- [Work item] Your answer must be every line of the data below that holds the string "тебе", copied exactly.

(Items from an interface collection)
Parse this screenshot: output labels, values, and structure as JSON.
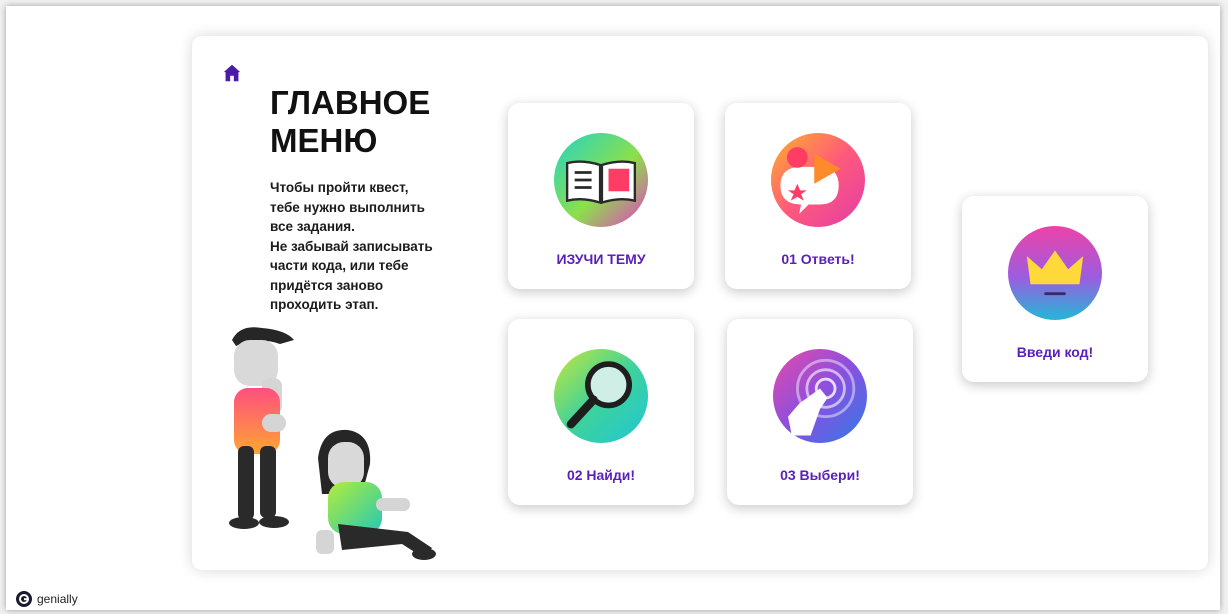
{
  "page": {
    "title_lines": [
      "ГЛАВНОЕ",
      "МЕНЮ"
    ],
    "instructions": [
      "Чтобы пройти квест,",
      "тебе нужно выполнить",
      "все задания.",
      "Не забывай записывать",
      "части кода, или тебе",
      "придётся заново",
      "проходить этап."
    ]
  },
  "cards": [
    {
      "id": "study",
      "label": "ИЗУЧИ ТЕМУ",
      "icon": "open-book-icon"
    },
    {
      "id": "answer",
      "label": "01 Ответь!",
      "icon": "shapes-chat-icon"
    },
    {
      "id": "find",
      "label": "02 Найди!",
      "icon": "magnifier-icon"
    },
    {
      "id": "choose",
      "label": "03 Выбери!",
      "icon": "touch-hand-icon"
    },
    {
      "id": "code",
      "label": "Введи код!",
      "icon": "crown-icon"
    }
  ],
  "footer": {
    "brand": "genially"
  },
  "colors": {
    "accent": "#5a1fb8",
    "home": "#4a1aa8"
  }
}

- [Response area]
      "тебе нужно выполнить",
      "части кода, или тебе",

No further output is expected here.